I love toys and I love pokemon. So when I read about this camera from 1999 my inner child clicked on and I decided I must try it. See I said “try” not keep. I already knew when I bought it that I didn’t want to keep this camera. The manual recommends 400asa, like most other toy cameras. The second article says it puts all 150 pokemon around the photo. As of writing this post, there are over 800, so the catchphrase of “gotta catch ’em all” is no longer true. How can you catch them all when they just keep designing more?
I love the look of this camera, with Pikachu, Diglett and some pokeballs incorporated in the design. The on/off button locks the shutter. As it is a very basic camera, it will still work if there is no battery in it. On my example the flash was a little hit and miss. I had to add a piece of tinfoil to make it more reliable. The flash fires each time it is charged and the camera is turned on.
If I was using it to take photos of children, they loved it. Even adults had a giggle. Children tended not to understand that they could not see the photos straight away and kept grabbing at it to see the back. But at the end of the day how many photos do you need with a Pokemon border? I took the film out mid roll and put it in another toy camera.
Here are the shots I took. I put in an expired roll so was nowhere near the 400asa suggestion. 🙂
Well, it works. It was fun while it lasted.
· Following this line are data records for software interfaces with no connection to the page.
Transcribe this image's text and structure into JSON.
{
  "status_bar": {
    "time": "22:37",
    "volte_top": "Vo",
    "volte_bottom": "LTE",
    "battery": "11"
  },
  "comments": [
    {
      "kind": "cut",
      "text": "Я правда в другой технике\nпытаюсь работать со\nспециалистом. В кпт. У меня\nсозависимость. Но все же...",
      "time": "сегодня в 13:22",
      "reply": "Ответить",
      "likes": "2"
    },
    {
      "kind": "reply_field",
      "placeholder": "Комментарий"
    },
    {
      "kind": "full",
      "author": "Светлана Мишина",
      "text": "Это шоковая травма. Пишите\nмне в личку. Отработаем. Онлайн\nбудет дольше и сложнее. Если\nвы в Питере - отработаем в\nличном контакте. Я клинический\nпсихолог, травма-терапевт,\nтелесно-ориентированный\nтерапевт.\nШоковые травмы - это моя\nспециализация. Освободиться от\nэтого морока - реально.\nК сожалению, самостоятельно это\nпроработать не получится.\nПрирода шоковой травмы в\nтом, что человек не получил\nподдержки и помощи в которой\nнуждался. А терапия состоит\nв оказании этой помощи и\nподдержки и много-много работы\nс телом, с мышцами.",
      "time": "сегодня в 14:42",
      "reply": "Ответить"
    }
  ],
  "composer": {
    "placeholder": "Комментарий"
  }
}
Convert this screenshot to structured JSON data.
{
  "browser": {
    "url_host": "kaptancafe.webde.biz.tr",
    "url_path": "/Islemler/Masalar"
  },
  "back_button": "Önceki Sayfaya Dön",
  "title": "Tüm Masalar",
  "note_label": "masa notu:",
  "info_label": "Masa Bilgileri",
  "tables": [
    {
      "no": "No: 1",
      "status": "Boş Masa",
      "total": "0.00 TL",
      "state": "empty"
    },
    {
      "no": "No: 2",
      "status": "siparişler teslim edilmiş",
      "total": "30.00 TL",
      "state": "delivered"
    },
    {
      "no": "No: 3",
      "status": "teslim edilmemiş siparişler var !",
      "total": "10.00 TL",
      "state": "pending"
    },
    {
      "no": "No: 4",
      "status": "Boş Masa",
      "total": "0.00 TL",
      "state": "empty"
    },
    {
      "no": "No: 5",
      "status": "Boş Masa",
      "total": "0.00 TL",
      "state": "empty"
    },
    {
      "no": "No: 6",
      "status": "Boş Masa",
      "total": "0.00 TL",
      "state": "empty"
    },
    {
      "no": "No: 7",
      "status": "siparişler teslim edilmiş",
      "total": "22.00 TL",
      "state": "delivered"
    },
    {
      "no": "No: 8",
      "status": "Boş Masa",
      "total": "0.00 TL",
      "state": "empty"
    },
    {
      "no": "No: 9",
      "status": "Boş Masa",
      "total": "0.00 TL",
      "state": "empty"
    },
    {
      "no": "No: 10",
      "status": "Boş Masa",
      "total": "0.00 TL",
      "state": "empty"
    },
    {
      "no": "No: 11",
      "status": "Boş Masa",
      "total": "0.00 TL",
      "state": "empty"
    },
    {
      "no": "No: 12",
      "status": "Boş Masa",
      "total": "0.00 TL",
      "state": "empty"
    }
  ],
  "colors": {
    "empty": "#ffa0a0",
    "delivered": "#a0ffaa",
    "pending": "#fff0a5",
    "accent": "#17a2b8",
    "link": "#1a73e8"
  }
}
I think if the Pokemon was a choice you could make, I would like it more. But the border is built into the camera, Pokemon galore, constantly.